The movie does a brilliant job of deconstructing stereotypes with subtlety and wit, avoiding heavy-handedness. Although it has been criticised for not doing enough in an overt, substantial sense, to challenge “racial boundaries” (Yuan Ren, The Guardian (2018) – “Crazy Rich Asians is a Missed Opportunity for Hollywood”) I don’t think it has to do anything exceptional. There are so many Hollywood rom-coms that are taken at face value and enjoyed. The fact that society expects every film featuring an ethnically diverse cast to make a statement about race, is in itself worrying. We are entitled to the luxury of a film where Asian people fall in and out of love, eat, talk, travel, simply EXIST – a film that is fun and at times frivolous, as Crazy Rich Asians is, without having to be didactic.
Despite its light-heartedness, Crazy Rich Asians gives a voice and a form of representation to a large proportion of the east Asian diaspora who rarely speak up about the racism they face. Speaking from personal experience, this reticence has a lot to do with culture – although this is, of course, a generalisation. Perhaps it is a culturally ingrained tendency to simply put our heads down and work hard to prove that we’re good enough.

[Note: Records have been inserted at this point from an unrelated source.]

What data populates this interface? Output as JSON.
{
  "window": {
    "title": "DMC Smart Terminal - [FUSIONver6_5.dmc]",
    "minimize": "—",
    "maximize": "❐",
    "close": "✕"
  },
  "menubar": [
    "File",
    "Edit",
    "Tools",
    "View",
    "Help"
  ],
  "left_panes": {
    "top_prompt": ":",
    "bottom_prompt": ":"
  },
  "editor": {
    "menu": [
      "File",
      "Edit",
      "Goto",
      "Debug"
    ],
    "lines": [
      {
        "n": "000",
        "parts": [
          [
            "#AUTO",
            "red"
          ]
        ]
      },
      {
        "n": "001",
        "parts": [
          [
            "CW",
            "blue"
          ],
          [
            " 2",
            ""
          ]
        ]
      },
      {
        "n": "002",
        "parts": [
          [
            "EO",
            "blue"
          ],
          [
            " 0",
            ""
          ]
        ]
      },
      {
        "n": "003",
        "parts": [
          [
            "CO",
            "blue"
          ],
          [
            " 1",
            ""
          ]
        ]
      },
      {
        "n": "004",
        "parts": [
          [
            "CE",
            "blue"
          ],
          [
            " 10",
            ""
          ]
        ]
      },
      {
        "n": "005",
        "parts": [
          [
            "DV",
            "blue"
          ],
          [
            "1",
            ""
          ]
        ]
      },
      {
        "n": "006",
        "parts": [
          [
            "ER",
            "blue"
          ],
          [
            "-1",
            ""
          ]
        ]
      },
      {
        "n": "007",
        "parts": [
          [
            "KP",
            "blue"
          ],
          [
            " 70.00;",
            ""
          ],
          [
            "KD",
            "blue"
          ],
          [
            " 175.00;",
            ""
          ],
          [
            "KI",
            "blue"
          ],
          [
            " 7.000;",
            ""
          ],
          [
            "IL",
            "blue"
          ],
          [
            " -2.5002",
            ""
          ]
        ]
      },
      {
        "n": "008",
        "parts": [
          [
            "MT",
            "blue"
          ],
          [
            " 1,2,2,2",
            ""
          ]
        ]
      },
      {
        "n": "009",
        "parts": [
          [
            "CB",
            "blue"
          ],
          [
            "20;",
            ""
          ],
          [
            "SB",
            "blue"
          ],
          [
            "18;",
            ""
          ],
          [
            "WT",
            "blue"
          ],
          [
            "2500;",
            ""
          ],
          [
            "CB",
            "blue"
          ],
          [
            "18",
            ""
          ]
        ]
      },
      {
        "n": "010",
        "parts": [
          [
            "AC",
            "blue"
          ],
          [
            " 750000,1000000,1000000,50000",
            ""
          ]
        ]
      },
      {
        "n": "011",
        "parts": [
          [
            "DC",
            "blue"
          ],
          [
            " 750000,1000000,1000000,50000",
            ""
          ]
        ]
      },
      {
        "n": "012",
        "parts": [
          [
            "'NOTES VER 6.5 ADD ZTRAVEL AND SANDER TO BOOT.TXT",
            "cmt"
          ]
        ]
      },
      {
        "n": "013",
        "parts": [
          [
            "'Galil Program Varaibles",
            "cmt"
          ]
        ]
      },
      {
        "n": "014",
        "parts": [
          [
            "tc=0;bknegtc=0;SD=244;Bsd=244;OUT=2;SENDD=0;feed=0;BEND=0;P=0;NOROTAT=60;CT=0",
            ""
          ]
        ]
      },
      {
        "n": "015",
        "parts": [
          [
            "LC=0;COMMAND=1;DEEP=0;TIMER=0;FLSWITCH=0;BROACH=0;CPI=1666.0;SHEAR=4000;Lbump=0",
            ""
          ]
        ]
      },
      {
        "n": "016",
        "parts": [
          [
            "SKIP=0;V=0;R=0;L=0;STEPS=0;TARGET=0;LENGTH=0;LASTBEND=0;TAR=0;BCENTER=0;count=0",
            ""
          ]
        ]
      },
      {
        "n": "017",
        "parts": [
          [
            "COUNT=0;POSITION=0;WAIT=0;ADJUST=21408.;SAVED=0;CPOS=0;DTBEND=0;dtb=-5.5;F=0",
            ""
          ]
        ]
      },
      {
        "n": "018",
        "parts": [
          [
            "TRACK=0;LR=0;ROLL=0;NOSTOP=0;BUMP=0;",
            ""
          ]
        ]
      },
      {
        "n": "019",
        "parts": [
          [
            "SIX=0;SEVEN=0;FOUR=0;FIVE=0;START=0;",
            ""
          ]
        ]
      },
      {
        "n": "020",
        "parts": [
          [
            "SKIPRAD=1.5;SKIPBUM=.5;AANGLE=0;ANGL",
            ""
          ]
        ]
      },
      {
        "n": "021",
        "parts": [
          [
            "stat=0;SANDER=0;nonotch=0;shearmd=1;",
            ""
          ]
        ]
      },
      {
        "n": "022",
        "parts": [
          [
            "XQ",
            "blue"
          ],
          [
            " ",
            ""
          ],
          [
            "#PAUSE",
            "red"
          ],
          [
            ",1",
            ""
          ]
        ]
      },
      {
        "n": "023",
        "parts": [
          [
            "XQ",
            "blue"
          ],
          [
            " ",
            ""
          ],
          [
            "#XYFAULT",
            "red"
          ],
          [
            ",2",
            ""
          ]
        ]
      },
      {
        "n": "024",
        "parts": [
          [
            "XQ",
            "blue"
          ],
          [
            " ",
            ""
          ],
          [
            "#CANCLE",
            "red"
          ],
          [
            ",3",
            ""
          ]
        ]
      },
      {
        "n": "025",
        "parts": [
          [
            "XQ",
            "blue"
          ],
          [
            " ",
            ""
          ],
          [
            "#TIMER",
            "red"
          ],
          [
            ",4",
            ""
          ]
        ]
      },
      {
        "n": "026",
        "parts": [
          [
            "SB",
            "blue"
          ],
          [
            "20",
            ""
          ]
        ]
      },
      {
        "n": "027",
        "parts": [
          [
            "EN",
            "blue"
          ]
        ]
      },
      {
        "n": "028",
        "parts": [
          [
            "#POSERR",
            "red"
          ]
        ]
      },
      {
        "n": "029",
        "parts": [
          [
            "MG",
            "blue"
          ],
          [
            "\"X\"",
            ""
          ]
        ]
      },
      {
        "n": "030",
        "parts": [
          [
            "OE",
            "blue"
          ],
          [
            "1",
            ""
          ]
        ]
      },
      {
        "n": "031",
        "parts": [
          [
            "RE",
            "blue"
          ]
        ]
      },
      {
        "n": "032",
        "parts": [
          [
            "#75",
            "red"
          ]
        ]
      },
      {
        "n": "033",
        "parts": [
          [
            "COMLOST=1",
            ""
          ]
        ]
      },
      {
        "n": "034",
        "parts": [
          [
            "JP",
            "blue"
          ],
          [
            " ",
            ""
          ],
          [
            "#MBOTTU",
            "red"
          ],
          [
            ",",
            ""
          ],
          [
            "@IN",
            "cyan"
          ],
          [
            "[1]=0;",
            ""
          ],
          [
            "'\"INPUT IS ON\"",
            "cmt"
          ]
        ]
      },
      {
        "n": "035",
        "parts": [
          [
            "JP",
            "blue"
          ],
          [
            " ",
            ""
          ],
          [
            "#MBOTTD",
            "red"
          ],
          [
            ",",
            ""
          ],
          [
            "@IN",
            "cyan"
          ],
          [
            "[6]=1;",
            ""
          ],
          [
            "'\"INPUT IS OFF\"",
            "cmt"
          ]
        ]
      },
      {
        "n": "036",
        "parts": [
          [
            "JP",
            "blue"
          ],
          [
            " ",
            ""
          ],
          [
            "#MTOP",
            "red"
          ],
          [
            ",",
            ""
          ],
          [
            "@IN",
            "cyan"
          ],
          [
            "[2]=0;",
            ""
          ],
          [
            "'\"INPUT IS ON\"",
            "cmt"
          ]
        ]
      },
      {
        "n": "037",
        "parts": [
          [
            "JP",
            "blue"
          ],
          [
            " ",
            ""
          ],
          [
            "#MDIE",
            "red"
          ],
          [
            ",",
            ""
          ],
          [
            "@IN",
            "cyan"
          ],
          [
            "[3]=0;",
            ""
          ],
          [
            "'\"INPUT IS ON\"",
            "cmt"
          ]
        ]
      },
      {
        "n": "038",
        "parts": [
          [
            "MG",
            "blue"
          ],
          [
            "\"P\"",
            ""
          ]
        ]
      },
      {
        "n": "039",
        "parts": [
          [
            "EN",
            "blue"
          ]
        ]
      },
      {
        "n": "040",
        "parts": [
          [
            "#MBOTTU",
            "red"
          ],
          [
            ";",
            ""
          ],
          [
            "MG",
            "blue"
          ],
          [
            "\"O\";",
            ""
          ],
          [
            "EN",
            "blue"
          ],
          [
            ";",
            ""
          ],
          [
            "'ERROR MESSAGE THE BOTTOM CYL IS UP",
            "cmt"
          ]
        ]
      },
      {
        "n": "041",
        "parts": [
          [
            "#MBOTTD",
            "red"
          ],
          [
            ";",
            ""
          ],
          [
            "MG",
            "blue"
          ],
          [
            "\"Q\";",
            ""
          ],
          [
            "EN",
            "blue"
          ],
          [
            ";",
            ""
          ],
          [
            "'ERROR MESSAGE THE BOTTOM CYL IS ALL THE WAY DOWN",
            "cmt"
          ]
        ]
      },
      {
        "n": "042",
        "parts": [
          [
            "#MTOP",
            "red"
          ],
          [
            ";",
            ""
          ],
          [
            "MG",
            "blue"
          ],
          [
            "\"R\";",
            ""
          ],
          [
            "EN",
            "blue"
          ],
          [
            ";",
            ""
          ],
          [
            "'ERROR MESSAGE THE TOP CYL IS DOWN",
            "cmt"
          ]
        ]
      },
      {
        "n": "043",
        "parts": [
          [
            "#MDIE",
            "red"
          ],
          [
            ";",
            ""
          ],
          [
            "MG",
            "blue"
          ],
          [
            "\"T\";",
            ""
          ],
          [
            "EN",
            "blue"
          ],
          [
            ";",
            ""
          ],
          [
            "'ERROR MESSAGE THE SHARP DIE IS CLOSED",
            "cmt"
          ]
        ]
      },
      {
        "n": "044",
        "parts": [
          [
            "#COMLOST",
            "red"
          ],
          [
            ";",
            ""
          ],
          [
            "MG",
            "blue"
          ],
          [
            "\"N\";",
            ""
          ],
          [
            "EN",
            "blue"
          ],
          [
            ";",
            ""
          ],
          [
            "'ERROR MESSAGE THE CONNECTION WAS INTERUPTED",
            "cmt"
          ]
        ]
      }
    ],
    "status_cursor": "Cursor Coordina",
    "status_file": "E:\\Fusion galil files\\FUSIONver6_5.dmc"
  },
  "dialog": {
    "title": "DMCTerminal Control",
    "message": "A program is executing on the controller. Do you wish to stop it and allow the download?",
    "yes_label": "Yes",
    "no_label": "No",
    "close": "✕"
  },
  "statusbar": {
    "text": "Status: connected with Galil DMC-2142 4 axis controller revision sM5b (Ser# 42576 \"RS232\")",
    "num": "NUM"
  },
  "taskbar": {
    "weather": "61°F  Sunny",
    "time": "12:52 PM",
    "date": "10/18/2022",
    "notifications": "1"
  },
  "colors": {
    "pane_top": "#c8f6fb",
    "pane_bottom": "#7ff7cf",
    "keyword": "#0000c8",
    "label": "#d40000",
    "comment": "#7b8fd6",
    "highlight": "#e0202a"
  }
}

Whatever it is, popular culture plays an influential role in inspiring the articulation of experience – and that is what I have seen and celebrated in myself, and the Asian community around me, since the film’s release.
Crazy Rich Asians isn’t just the story of triple-threat Asians – beautiful, smart and rich. It is the story of an American-born Chinese, Rachel Chu, who inhabits two worlds – just as so many of us Australian-born Chinese, ABCs, bananas, however you want to call us, have done since birth.
It is the story of a woman whose mother, like so many of our parents, carved out a new life for her daughter and herself. It is a story that we share – our parents’ legacy of resilience, giving us an experience of cross-cultural living that means we never have to choose. We can have both – Asian tradition and Aussie humour; Mr Brightside and Ip Man; we can proudly be bananas, mangoes, potatoes, any shade of yellow and white that we want.
There is an unforgettable scene in the film where Rachel stands up to her boyfriend’s snobbish and stoic mother, Eleanor Young, in an exquisitely restrained speech that still manages to be hard-hitting. Then she turns and walks away with her own mother, who is waiting for her, whose face and dress lack Eleanor’s perfectly made-up, polished sophistication – but who is utterly beautiful in that moment, lit up with pride and love for her daughter.
Watching that moment on the big screen, I was overwhelmed by a rare and wonderful pride. I was proud of my migrant parents who slept on cardboard when they first arrived in Australia, who suffered so their children wouldn’t have to. I was proud of my people – smart, hard-working, beautiful, funny, strong, loyal, loving.
And I was finally proud, too, of who I am – the kind of person who could, with a little (or a lot) of Mandarin practice, reconcile and embrace the two cultures to which I belong. The kind of person who is infinitely richer because of my heritage – yours truly, a crazy rich Asian.